Figure 4. Boundary methylation and CTCF occupancy affect PDGFRA expression and proliferation
(a) Schematic depicts chromatin loops and boundaries in the PDGFRA locus. In IDH wildtype cells (left), intact boundary insulates oncogene. Disruption of boundary by removing CTCF motif should activate the oncogene. In IDH mutant (right), hyper-methylation blocks CTCF, compromising boundary and allowing enhancer to activate oncogene. Demethylation should restore CTCF-mediated insulation. (b) Plot compares methylation of the CpG in the CTCF motif in IDH wildtype gliomaspheres (black), IDH mutant gliomaspheres (red) and IDH mutant gliomaspheres treated with 5μM 5-aza for 8 days (purple). (c) Plot compares CTCF occupancy over the boundary. (d) Plot compares PDGFRA expression. Demethylation restores PDGFRA insulation in IDH mutant gliomaspheres. (e) CTCF binding shown for the FIP1L1/PDGFRA region. Expanded view shows CTCF motif in the insulator targeted for CRISPR-based deletion. gRNA and protospacer adjacent motif (PAM) direct Cas9 nuclease to the motif. (f) Surveyor assay detects target site alterations in GSC6 gliomaspheres infected with Cas9 and sgRNA (but not in control cells infected with GFP-targeting sgRNA). (g) Sequencing of target site reveals the indicated deletions. CTCF motif disrupted on ~25% of alleles (compare to <0.01% in control). (h) Plot depicts fraction of reads in insulator CRISPR cells with a deletion of indicated size. (i) qPCR reveals increased PDGFRA expression in insulator CRISPR cells. (j) Flow cytometry reveals ~2-fold greater PDGFRa in insulator CRISPR cells. (k) Plot depicts gliomasphere growth. Insulator CRISPR cells exhibit ~2-fold increased proliferation, relative to control. This proliferation advantage is eliminated by PDGFRa inhibition. These results indicate that genetic or epigenetic disruption of the boundary compromises insulation of this oncogene. (Error bars in all panels reflect standard deviations of triplicate observations).

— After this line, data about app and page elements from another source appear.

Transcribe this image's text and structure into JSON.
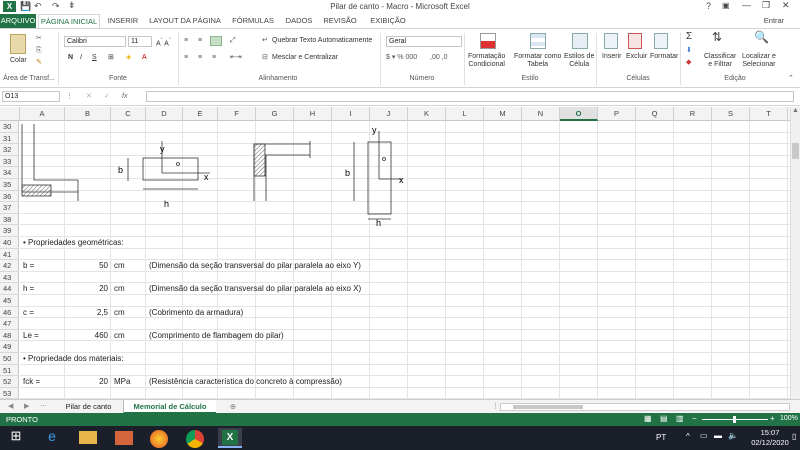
{
  "window": {
    "title": "Pilar de canto - Macro - Microsoft Excel",
    "help": "?",
    "user": "Entrar"
  },
  "tabs": {
    "file": "ARQUIVO",
    "items": [
      "PÁGINA INICIAL",
      "INSERIR",
      "LAYOUT DA PÁGINA",
      "FÓRMULAS",
      "DADOS",
      "REVISÃO",
      "EXIBIÇÃO"
    ]
  },
  "ribbon": {
    "paste": "Colar",
    "clipboard": "Área de Transf...",
    "font_name": "Calibri",
    "font_size": "11",
    "bold": "N",
    "italic": "I",
    "underline": "S",
    "font_group": "Fonte",
    "wrap_text": "Quebrar Texto Automaticamente",
    "merge": "Mesclar e Centralizar",
    "align_group": "Alinhamento",
    "number_format": "Geral",
    "number_group": "Número",
    "cond_format": "Formatação\nCondicional",
    "format_table": "Formatar como\nTabela",
    "cell_styles": "Estilos de\nCélula",
    "style_group": "Estilo",
    "insert": "Inserir",
    "delete": "Excluir",
    "format": "Formatar",
    "cells_group": "Células",
    "sort": "Classificar\ne Filtrar",
    "find": "Localizar e\nSelecionar",
    "edit_group": "Edição"
  },
  "formula_bar": {
    "name_box": "O13",
    "fx": "fx",
    "content": ""
  },
  "columns": [
    "A",
    "B",
    "C",
    "D",
    "E",
    "F",
    "G",
    "H",
    "I",
    "J",
    "K",
    "L",
    "M",
    "N",
    "O",
    "P",
    "Q",
    "R",
    "S",
    "T"
  ],
  "active_column": "O",
  "rows": [
    "30",
    "31",
    "32",
    "33",
    "34",
    "35",
    "36",
    "37",
    "38",
    "39",
    "40",
    "41",
    "42",
    "43",
    "44",
    "45",
    "46",
    "47",
    "48",
    "49",
    "50",
    "51",
    "52",
    "53"
  ],
  "diagram_labels": {
    "y1": "y",
    "x1": "x",
    "b1": "b",
    "h1": "h",
    "y2": "y",
    "x2": "x",
    "b2": "b",
    "h2": "h"
  },
  "cells": [
    {
      "row": "40",
      "col": "A",
      "text": "• Propriedades geométricas:"
    },
    {
      "row": "42",
      "col": "A",
      "text": "b ="
    },
    {
      "row": "42",
      "col": "B",
      "text": "50"
    },
    {
      "row": "42",
      "col": "C",
      "text": "cm"
    },
    {
      "row": "42",
      "col": "D",
      "text": "(Dimensão da seção transversal do pilar paralela ao eixo Y)"
    },
    {
      "row": "44",
      "col": "A",
      "text": "h ="
    },
    {
      "row": "44",
      "col": "B",
      "text": "20"
    },
    {
      "row": "44",
      "col": "C",
      "text": "cm"
    },
    {
      "row": "44",
      "col": "D",
      "text": "(Dimensão da seção transversal do pilar paralela ao eixo X)"
    },
    {
      "row": "46",
      "col": "A",
      "text": "c ="
    },
    {
      "row": "46",
      "col": "B",
      "text": "2,5"
    },
    {
      "row": "46",
      "col": "C",
      "text": "cm"
    },
    {
      "row": "46",
      "col": "D",
      "text": "(Cobrimento da armadura)"
    },
    {
      "row": "48",
      "col": "A",
      "text": "Le ="
    },
    {
      "row": "48",
      "col": "B",
      "text": "460"
    },
    {
      "row": "48",
      "col": "C",
      "text": "cm"
    },
    {
      "row": "48",
      "col": "D",
      "text": "(Comprimento de flambagem do pilar)"
    },
    {
      "row": "50",
      "col": "A",
      "text": "• Propriedade dos materiais:"
    },
    {
      "row": "52",
      "col": "A",
      "text": "fck ="
    },
    {
      "row": "52",
      "col": "B",
      "text": "20"
    },
    {
      "row": "52",
      "col": "C",
      "text": "MPa"
    },
    {
      "row": "52",
      "col": "D",
      "text": "(Resistência característica do concreto à compressão)"
    }
  ],
  "sheets": {
    "tab1": "Pilar de canto",
    "tab2": "Memorial de Cálculo",
    "add": "⊕"
  },
  "status": {
    "ready": "PRONTO",
    "zoom": "100%"
  },
  "taskbar": {
    "lang": "PT",
    "time": "15:07",
    "date": "02/12/2020"
  }
}
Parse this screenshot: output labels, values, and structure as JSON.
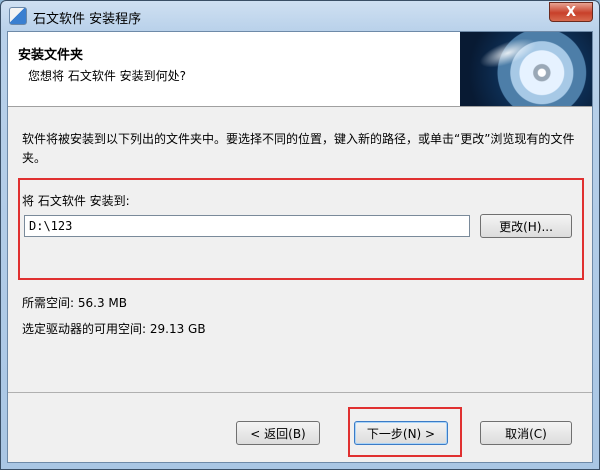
{
  "window": {
    "title": "石文软件 安装程序",
    "close_label": "X",
    "icon": "installer-icon"
  },
  "header": {
    "title": "安装文件夹",
    "subtitle": "您想将 石文软件 安装到何处?",
    "banner_icon": "cd-disc-image"
  },
  "body": {
    "description": "软件将被安装到以下列出的文件夹中。要选择不同的位置，键入新的路径，或单击“更改”浏览现有的文件夹。",
    "destination_label": "将 石文软件 安装到:",
    "path_value": "D:\\123",
    "browse_label": "更改(H)...",
    "space_required": "所需空间: 56.3 MB",
    "space_available": "选定驱动器的可用空间: 29.13 GB"
  },
  "footer": {
    "back_label": "< 返回(B)",
    "next_label": "下一步(N) >",
    "cancel_label": "取消(C)"
  },
  "colors": {
    "highlight_box": "#e03030",
    "titlebar": "#b9d1ea",
    "dialog_bg": "#f0f0f0"
  }
}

Comment in

Similar articles

See all similar articles

Cited by 272 PubMed Central articles

See all "Cited by" articles


    1. Parsons DW, et al. An integrated genomic analysis of human glioblastoma multiforme. Science. 2008;321:1807–1812. doi: 10.1126/science.1164382. - DOI - PMC - PubMed
    1. Cancer Genome Atlas Research N. Comprehensive, Integrative Genomic Analysis of Diffuse Lower-Grade Gliomas. The New England journal of medicine. 2015;372:2481–2498. doi: 10.1056/NEJMoa1402121. - DOI - PMC - PubMed
    1. Dang L, et al. Cancer-associated IDH1 mutations produce 2-hydroxyglutarate. Nature. 2009;462:739–744. doi: 10.1038/nature08617. - DOI - PMC - PubMed
    1. Figueroa ME, et al. Leukemic IDH1 and IDH2 mutations result in a hypermethylation phenotype, disrupt TET2 function, and impair hematopoietic differentiation. Cancer cell. 2010;18:553–567. doi: 10.1016/j.ccr.2010.11.015. - DOI - PMC - PubMed
    1. Xu W, et al. Oncometabolite 2-hydroxyglutarate is a competitive inhibitor of alpha-ketoglutarate-dependent dioxygenases. Cancer cell. 2011;19:17–30. doi: 10.1016/j.ccr.2010.12.014. - DOI - PMC - PubMed

Publication types

MeSH terms

Associated data